Bitch magazine, which has been following the recent controversy surrounding a Marie Claire post by sex and relationship blogger Maura Kelly, linked to an article on Fashionista.com featuring a response from the magazine’s editor in chief, Joanna Coles.
A little background: Kelly wrote a post titled “Should ‘Fatties’ Get a Room? (Even on TV?)” about “Mike & Molly,” a new CBS sitcom revolving around an overweight couple. Kelly recounts how her editor asked her to weigh in [Ed. note: Do I even need to add that no pun is intended here?] on backlash to the show — apparently, people are having issues with watching an overweight couple be affectionate and intimate on their TV screens. Kelly put in her own two cents thusly:
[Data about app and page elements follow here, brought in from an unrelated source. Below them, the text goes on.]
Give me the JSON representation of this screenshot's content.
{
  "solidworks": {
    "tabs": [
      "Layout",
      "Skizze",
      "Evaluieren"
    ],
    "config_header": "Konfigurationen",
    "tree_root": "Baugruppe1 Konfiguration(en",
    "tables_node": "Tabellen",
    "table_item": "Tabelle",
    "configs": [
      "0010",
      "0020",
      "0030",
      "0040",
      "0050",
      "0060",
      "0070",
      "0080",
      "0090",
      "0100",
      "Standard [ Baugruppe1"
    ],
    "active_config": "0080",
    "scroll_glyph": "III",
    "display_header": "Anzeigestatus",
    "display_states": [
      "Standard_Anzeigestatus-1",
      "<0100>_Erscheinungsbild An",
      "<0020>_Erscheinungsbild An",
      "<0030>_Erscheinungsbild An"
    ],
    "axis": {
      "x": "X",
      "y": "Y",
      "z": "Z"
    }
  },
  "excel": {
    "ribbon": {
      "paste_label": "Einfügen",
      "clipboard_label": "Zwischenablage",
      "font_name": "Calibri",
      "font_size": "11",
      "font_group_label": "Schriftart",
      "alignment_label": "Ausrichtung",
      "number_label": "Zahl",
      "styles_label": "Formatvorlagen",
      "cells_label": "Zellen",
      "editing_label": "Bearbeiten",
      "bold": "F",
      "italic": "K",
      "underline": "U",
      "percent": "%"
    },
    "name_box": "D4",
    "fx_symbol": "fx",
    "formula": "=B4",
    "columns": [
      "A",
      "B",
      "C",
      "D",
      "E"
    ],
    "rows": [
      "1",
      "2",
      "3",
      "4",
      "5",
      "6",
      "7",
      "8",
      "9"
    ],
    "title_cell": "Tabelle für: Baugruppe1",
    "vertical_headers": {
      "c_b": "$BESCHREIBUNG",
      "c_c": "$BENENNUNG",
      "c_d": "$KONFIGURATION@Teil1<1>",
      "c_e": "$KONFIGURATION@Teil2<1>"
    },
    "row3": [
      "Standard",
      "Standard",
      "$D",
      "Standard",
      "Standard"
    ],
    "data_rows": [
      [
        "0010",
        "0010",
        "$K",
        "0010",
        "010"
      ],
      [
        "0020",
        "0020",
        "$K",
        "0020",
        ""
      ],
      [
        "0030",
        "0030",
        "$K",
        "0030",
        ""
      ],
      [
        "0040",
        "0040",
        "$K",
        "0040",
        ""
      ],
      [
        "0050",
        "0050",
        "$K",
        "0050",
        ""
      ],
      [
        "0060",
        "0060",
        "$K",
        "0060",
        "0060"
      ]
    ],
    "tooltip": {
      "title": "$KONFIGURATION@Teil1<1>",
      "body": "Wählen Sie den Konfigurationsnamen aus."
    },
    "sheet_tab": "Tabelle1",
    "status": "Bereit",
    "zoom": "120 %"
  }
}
My initial response was: Hmm, being overweight is one thing — those people are downright obese! And while I think our country’s obsession with physical perfection is unhealthy, I also think it’s at least equally crazy, albeit in the other direction, to be implicitly promoting obesity! Yes, anorexia is sick, but at least some slim models are simply naturally skinny. No one who is as fat as Mike and Molly can be healthy. And obesity is costing our country far more in terms of all the related health problems we are paying for, by way of our insurance, than any other health problem, even cancer.
So anyway, yes, I think I’d be grossed out if I had to watch two characters with rolls and rolls of fat kissing each other … because I’d be grossed out if I had to watch them doing anything. To be brutally honest, even in real life, I find it aesthetically displeasing to watch a very, very fat person simply walk across a room — just like I’d find it distressing if I saw a very drunk person stumbling across a bar or a heroine addict slumping in a chair.
The post inspired hundreds of comments, most of them not exactly agreeing with Kelly’s excuse that she isn’t fatphobic because she has “a few friends who could be called plump.” Coles was asked her thoughts on the issue at a fashion event, and she seemed supportive of Kelly’s decision to post such controversy-stirring thoughts: “Maura Kelly is a very provocative blogger, she said. “She was an anorexic herself and this is a subject she feels very strongly about.” Furthermore, added Coles, “I’m concerned about a show that makes fun of large people.”
Kelly, for her part, has since added an update to her article, posted after the jump.